- Brace Up for More Food Inflation & Devaluation. It was preposterous to see that the exchange rate in the budget was pegged at N410. The Vice President himself gave himself away when he said the N156 spread between the dollar at the banks and that in the black market is too wide, tacitly endorsing devaluation. (34) Some have faulted this stance but as I say, reality will always catch up. The President in 2015 said he was never going to devalue but reality caught up with him. From N200 to a dollar, Nigeria has devalued 105% to N410. If you think we can continue with this huge spread between these markets, then you have not been paying attention to Nigeria’s economic realities. Devaluation means things will become more expensive because we import most of what we consume. So what can you do now to guard your self? Put on your thinking caps.
- Make a Deliberate Effort to Increase Your Income. While millions of people fell into poverty between 2015 and now, some intentionally found ways to earn more. There is no reason that cannot be you. One of your privileges is reading this article that is encouraging you to prepare. Upskill and reskill yourself. Get in-demand skills and be intentional about your career. In my personal finance classes, I teach that young people should not stay more than 2/3 years in a job because my observation is that Nigerian employers are not inclined to baseline salaries against the dollar. So while you may earn the same in naira terms, inflation will ensure that you have much less to spend. One of the surest ways of increasing your income is going to another employer.
- Earn, Save and Invest in Dollars. Because of Godwin Emefiele’s crackdown on the dollar in recent times, I will not say more on this but many of my articles and posts are dedicated to this topic.

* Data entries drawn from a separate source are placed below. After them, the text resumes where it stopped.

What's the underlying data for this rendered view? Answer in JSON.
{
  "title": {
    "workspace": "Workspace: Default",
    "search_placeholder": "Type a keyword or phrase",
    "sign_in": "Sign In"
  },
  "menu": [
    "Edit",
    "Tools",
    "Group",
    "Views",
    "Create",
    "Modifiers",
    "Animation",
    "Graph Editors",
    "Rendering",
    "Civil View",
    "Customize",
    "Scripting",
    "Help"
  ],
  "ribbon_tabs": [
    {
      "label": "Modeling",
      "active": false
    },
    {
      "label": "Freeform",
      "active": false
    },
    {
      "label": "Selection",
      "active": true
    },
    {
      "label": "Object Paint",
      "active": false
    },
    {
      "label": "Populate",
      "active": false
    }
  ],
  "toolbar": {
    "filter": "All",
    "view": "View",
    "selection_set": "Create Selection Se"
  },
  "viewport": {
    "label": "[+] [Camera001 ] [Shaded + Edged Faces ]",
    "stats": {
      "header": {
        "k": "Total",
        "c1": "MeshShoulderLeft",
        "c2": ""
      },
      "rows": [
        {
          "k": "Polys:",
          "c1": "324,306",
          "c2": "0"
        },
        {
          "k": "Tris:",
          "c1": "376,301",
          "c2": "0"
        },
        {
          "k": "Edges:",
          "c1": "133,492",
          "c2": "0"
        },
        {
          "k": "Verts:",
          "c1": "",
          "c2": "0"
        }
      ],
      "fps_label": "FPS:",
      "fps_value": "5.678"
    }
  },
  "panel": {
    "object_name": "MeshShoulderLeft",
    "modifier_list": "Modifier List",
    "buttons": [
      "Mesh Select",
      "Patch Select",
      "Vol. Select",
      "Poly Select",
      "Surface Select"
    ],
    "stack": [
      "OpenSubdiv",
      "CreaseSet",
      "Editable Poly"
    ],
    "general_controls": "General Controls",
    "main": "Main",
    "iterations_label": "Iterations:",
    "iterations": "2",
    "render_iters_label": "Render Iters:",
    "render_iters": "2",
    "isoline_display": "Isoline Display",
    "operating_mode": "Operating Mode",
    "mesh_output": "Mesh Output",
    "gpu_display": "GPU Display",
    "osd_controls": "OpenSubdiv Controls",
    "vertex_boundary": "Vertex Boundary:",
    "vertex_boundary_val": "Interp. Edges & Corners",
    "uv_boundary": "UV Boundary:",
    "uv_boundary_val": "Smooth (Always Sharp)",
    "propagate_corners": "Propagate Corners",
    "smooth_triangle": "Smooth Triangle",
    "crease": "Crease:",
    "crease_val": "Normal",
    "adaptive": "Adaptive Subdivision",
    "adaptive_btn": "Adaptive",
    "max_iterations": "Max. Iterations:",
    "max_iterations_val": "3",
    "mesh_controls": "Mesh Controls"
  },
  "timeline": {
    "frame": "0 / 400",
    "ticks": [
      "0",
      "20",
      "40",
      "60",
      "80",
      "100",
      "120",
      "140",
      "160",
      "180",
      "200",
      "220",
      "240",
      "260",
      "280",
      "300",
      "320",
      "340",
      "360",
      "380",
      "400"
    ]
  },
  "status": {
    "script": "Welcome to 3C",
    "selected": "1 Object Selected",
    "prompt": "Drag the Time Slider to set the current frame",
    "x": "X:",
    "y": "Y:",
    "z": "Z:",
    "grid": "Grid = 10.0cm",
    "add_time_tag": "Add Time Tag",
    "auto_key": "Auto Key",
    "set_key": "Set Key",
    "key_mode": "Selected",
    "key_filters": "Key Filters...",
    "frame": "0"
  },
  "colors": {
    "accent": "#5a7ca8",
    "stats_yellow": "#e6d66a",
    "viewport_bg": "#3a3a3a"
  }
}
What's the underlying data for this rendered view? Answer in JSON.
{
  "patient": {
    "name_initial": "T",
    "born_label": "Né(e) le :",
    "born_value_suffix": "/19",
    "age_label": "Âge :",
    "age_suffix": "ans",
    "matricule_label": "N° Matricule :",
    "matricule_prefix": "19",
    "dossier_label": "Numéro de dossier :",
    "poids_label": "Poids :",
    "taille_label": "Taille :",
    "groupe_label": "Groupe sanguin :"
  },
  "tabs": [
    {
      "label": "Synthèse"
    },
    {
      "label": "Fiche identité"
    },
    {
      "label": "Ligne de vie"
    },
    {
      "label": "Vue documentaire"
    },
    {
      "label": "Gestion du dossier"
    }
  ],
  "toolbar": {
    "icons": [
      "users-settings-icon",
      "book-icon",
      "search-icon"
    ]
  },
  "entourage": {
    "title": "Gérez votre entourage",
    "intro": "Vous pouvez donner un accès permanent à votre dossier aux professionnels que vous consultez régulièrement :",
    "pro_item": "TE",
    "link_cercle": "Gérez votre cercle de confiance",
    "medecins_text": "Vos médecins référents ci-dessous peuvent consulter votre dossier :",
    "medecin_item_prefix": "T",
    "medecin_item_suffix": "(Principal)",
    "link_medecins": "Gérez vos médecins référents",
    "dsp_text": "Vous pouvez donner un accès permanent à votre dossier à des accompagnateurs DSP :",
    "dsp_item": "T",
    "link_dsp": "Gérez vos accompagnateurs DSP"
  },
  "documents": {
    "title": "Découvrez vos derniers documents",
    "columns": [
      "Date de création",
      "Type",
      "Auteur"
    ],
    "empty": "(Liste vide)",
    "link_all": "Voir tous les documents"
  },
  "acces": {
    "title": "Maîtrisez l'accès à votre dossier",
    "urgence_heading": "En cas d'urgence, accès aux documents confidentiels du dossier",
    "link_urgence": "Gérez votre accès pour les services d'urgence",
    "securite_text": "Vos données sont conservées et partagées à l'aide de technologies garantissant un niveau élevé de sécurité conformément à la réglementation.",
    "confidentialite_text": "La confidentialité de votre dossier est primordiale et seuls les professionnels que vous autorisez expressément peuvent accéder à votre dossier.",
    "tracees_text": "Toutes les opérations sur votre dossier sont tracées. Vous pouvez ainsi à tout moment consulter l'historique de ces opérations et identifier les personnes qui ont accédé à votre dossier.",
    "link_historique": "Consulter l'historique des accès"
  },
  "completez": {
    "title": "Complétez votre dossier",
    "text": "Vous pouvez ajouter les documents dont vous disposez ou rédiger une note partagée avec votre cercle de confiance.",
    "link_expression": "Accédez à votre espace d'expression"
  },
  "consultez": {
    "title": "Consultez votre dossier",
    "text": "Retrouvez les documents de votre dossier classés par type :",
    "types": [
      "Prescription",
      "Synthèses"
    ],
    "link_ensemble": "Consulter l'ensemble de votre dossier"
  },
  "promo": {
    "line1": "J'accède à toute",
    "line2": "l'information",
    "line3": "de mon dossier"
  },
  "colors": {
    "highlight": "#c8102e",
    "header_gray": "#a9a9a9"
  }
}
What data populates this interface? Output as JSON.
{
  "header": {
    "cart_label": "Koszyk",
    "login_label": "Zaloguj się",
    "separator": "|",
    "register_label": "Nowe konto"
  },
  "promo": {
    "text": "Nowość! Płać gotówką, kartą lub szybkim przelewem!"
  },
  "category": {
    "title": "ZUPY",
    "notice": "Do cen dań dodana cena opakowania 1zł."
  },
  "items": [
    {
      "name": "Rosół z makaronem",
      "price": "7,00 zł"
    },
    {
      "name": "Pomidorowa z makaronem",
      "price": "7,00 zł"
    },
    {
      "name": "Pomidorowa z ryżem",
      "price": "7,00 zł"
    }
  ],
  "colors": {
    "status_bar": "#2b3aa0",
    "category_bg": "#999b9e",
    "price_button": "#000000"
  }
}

- Is going abroad an option for you? Bryan Caplan, an economist at George Mason University, in his latest book “Open Borders: The Science and Ethics of Immigration” made this striking observation, “By moving to the US and receiving no additional training or education, the average citizen of a developing country can expect their income to increase fivefold; and for countries like Nigeria, tenfold.” (35)
So that’s it. Your guide to Nigeria’s 2022 budget and how you can protect yourself in the coming year.
35. Open Borders: The Science and Ethics of Immigration: Amazon.co.uk: Caplan, Bryan, Weinersmith, Zach: 9781250316967: Books